British Foreign Office and American officials discuss plans to establish a marine park on Diego Garcia and the surrounding islands, which they say would effectively end the islanders resettlement claims.
Please follow link for full cable



Struggling for survival in life outside of the plantation, it takes many years for the community to mobilize.

In 1975 a small group of Chagossians begin petitioning the UK government.

In 1978 a compensation deal is brokered for payment of approximately £650 at the time. However many families did not receive any money. A small group of women begin a three-week hunger strike in protest.

In 1979 a group of Chagossians and a British lawyer begin a case against the U.K. government. The British government offers compensation but only in exchange for renunciation.

In 1981 there was a large-scale community demonstration and Chagossian women go on hunger strike at Company Gardens, Port Louis, Mauritius.

In the following years Chagossian organisations such as The Chagos Refugees Group, the Chagossian Social Committee and the Chagos Social Committee are founded.

In 1997, Fernand Mandarin, a long standing Chagossian activist and his lawyer gain recognition for the Chagossians as an indigenous or autochthonous people before the U.N. Working Group on Indigenous Populations.

In 2000, in a case initiated by Oliver Bancoult, leader of the Chagos Refugees Group, the British Court rules in favour for the Chagossians right to return to the Chagos Archipelago, but not Diego Garcia.

The U.K. Government publishes preliminary study on the feasibility of resettlement.

On 10th June, 2004 Royal Orders were passed and The Queen using sovereign law, took away the right of Chagossians to live in their homeland.
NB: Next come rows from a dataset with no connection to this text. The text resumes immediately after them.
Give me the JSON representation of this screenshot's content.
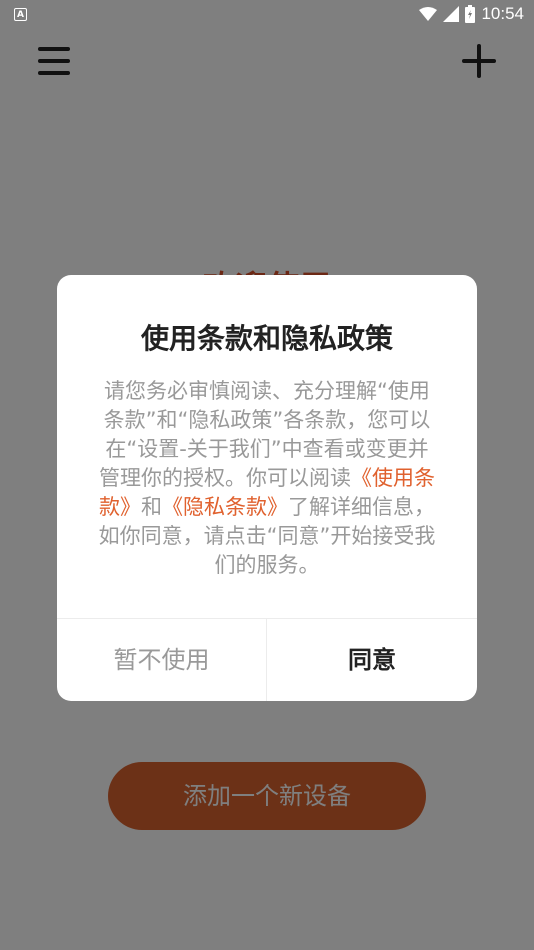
{
  "status_bar": {
    "notification_icon_letter": "A",
    "time": "10:54"
  },
  "main": {
    "title": "欢迎使用",
    "add_device_label": "添加一个新设备"
  },
  "dialog": {
    "title": "使用条款和隐私政策",
    "body_text_1": "请您务必审慎阅读、充分理解“使用条款”和“隐私政策”各条款，您可以在“设置-关于我们”中查看或变更并管理你的授权。你可以阅读",
    "terms_link": "《使用条款》",
    "body_text_2": "和",
    "privacy_link": "《隐私条款》",
    "body_text_3": "了解详细信息，如你同意，请点击“同意”开始接受我们的服务。",
    "decline_label": "暂不使用",
    "agree_label": "同意"
  },
  "colors": {
    "accent": "#d9622f",
    "link": "#e0612e"
  }
}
Full immigration controls over the B.I.O.T are reinstated.

In 2004 the first groups of Chagossians immigrate to the U.K.

On 11 May 2006, the High Court ruled that the 2004 Order in Council preventing the Chagossians’ resettlement of the islands was unlawful, and consequently the Chagossians were entitled to return to the outer islands of the Chagos Archipelago.

A Court Case in the European Courts of Human Rights is underway.

In 2007, The British Government appealed against the ruling again, and was defeated at the Court of Appeal, with the judges calling the treatment of the islanders unlawful and an abuse of power.

In Feb 2008, David Milliband admits Diego Garcia was used for rendition flights during the Iraq / Afghan war.

On October 2008 The British Government then took its appeal to the House of Lords, where the Law lords ruled by a majority of three-to-two to allow the government’s prior ruling, banning the Chagossians right to return once again.

On December 3rd, 2010, Wikileaks release a secret U.S. diplomatic cable revealing the British Foreign Office has privately admitted its latest plan to declare the islands ‘the world’s largest marine protection zone’, was established primarily to legally block attempts by the Chagossians to return to their homeland.

In December 2012, after an eight-year deliberation, the European Court of Human Rights dismisses the case.

This text was cited from:
The Electronic Law Journal, Richard Gifford ‘The Chagos Islands – The Land Where Human Rights Hardly Ever Happened’
Next Year in Diego Garcia, by Jean Claude de L’Estrac
Peak of Limuria, The Story of Diego Garcia by Richard Edis
Island of Shame by David Vine
The UK Chagos Support Association